Communicating and relating to Boys are skills we can learn and develop further. We need to be aware of how we communicate and what we convey to the Boys – this involves our listening skills as well as how we express ourselves. The use of poor communication skills leads to communication problems, and there may be times when we are unaware of the messages we are sending to others.

  • be aware of the vital role they play in the development [or repression] of self confidence and self esteem in boys;
  • at all times seek to see and highlight positive attributes – improvement, effort, kindness, and the like – in boys and should “reward” these by recognition and positive feedback;
  • avoid circumstances where their actions could give rise even to the faintest suspicion of improper behaviour with a boy or with another leader.

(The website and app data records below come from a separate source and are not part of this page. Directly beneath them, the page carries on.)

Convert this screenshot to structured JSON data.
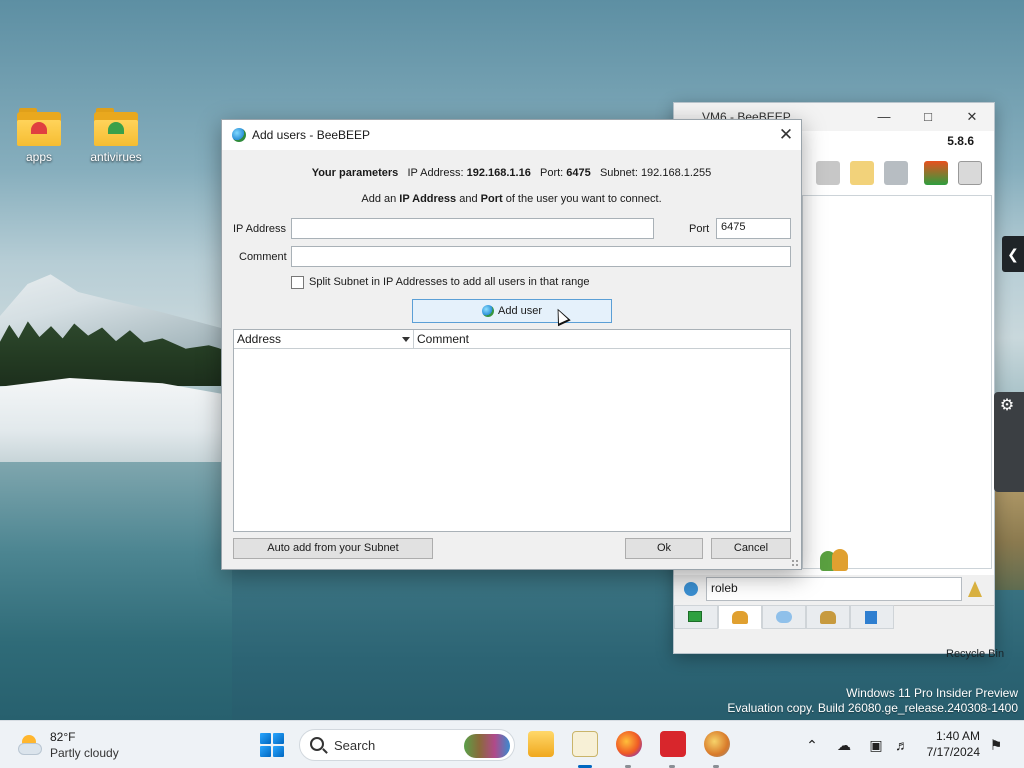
{
  "desktop": {
    "icons": [
      {
        "label": "apps"
      },
      {
        "label": "antivirues"
      }
    ],
    "recycle_bin": "Recycle Bin",
    "watermark": {
      "line1": "Windows 11 Pro Insider Preview",
      "line2": "Evaluation copy. Build 26080.ge_release.240308-1400"
    }
  },
  "main_window": {
    "title": "VM6 - BeeBEEP",
    "version": "5.8.6",
    "search_value": "roleb",
    "toolbar_icons": [
      "folder-icon",
      "edit-note-icon",
      "tools-icon",
      "update-icon",
      "bucket-icon"
    ],
    "bottom_tabs": [
      "computer-icon",
      "users-icon",
      "chat-icon",
      "groups-icon",
      "share-icon"
    ]
  },
  "dialog": {
    "title": "Add users - BeeBEEP",
    "params": {
      "label": "Your parameters",
      "ip_label": "IP Address:",
      "ip_value": "192.168.1.16",
      "port_label": "Port:",
      "port_value": "6475",
      "subnet_label": "Subnet:",
      "subnet_value": "192.168.1.255"
    },
    "hint": {
      "pre": "Add an",
      "ip": "IP Address",
      "and": "and",
      "port": "Port",
      "post": "of the user you want to connect."
    },
    "ip_label": "IP Address",
    "ip_value": "",
    "port_label": "Port",
    "port_value": "6475",
    "comment_label": "Comment",
    "comment_value": "",
    "split_subnet_label": "Split Subnet in IP Addresses to add all users in that range",
    "add_user_label": "Add user",
    "table": {
      "columns": [
        "Address",
        "Comment"
      ],
      "rows": []
    },
    "auto_add_label": "Auto add from your Subnet",
    "ok_label": "Ok",
    "cancel_label": "Cancel"
  },
  "taskbar": {
    "weather_temp": "82°F",
    "weather_desc": "Partly cloudy",
    "search_placeholder": "Search",
    "time": "1:40 AM",
    "date": "7/17/2024"
  }
}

Although there may be times when it is hard to see it, we need to always remember how God wants us to view the individuals in our care:

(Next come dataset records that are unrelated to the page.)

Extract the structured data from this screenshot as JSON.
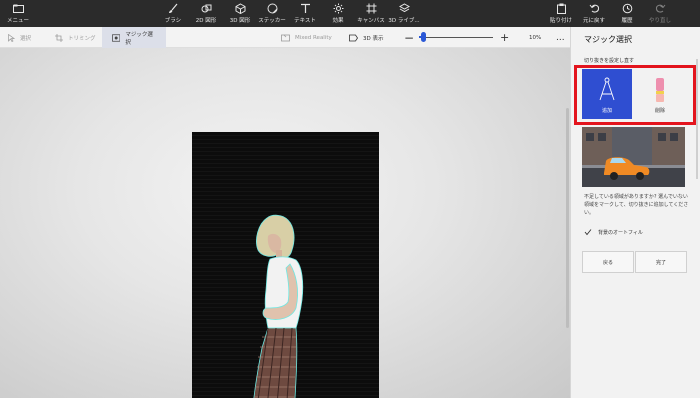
{
  "toolbar": {
    "menu": {
      "label": "メニュー",
      "icon": "folder-icon"
    },
    "items": [
      {
        "label": "ブラシ",
        "icon": "brush-icon"
      },
      {
        "label": "2D 図形",
        "icon": "shapes-2d-icon"
      },
      {
        "label": "3D 図形",
        "icon": "cube-icon"
      },
      {
        "label": "ステッカー",
        "icon": "sticker-icon"
      },
      {
        "label": "テキスト",
        "icon": "text-icon"
      },
      {
        "label": "効果",
        "icon": "effects-icon"
      },
      {
        "label": "キャンバス",
        "icon": "canvas-icon"
      },
      {
        "label": "3D ライブ...",
        "icon": "library-3d-icon"
      }
    ],
    "right": [
      {
        "label": "貼り付け",
        "icon": "paste-icon"
      },
      {
        "label": "元に戻す",
        "icon": "undo-icon"
      },
      {
        "label": "履歴",
        "icon": "history-icon"
      },
      {
        "label": "やり直し",
        "icon": "redo-icon"
      }
    ]
  },
  "subtoolbar": {
    "select": "選択",
    "crop": "トリミング",
    "magic_select": "マジック選択",
    "mixed_reality": "Mixed Reality",
    "view_3d": "3D 表示",
    "zoom_value": "10%",
    "zoom_level": 0.06,
    "more": "..."
  },
  "panel": {
    "title": "マジック選択",
    "subtitle": "切り抜きを設定し直す",
    "add_label": "追加",
    "remove_label": "削除",
    "hint": "不足している領域がありますか? 選んでいない領域をマークして、切り抜きに追加してください。",
    "autofill_label": "背景のオートフィル",
    "autofill_checked": true,
    "back_button": "戻る",
    "done_button": "完了"
  },
  "colors": {
    "accent": "#2f4ed1",
    "highlight": "#e3141d",
    "toolbar_bg": "#2b2b2b"
  }
}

  1. He is made in the image of God (Genesis 1:26-30). And God is love (1 John 4:16-17). This means he was created to be like God, and to have and express love to God, others and himself.
  2. He is dearly loved by God (Colossians 3:12). Jesus loved him so much as a friend Jesus not only suffered for him, but gave His own life to save the Boy from eternal death (John 3:15).
  3. He is Holy as the Holy Spirit lives in and through him (1 Corinthians 3:16; 6:19). He is a child of light and not of darkness and he is an enemy of the devil (1 Thessalonians 5:5; 1 Peter 5:8).

Discipline should come from an authentic sense of love [and this is not an excuse or justification for a particular method]. Be clear on what you expect and what is realistic. You also need to be committed to wanting it. You shouldn’t desire discipline just to control Boys. Establish what you expect at the start of the year. It is easier to be more lenient, but very difficult to get tougher!!

  • Need to act positive and need to model at all times what is expected. Always speak and act positively – this could set the scene for no disruption.
  • Establish a good rapport with Boys and their family. Visit them. Respect is earned – it should not be expected just because you are an Officer.
  • Set ground rules and make sure Boys know what is expected of them. The rules are there to help us achieve what we want with minimal distractions and to ensure everyone gets a ‘fair go’. If you’re going to write up your standards of behaviour, do it in a positive manner.
  • Use peer pressure with agreed discipline – encourage Boys to pick up on each other. eg – “the first group standing quietly” gets x points.
  • Reward/expect good behaviour. Ignore bad behaviour. Always try to catch a Boy doing something good. Show the Boys that you care for them as a person but not for their unacceptable behaviour.
    Response to initial behaviour is important.
  • At the very least, the Boys need to listen when you speak (and when others speak) and generally learn to be courteous and well-mannered! (Well, we can live in hope, although they do improve!)
  • Boys need to recognise when it is appropriate (eg during games), and when it isn’t to be noisy and a bit chaotic. You need to let them have the chance to be noisy when it is appropriate.
  • Don’t encourage or emphasise the rights Boys have, unless we are talking about the rights of others.
    But emphasise their responsibilities. The Boys have a part to play too – they must learnt to own the consequences of their actions.
  • As a last resort, suspend Boys from BB. Deliver them home right away if you have adequate leadership to take care of others. This approach is not desirable and should only actioned after previously advising the parents of your intent if the Boy’s misbehaviour continues.

In essence, we aim to encourage self-discipline which is about behaving and thinking in ways that respect ourselves and others to be able to achieve what is desirable. Ultimately what is desirable are relationships and goals that honour God.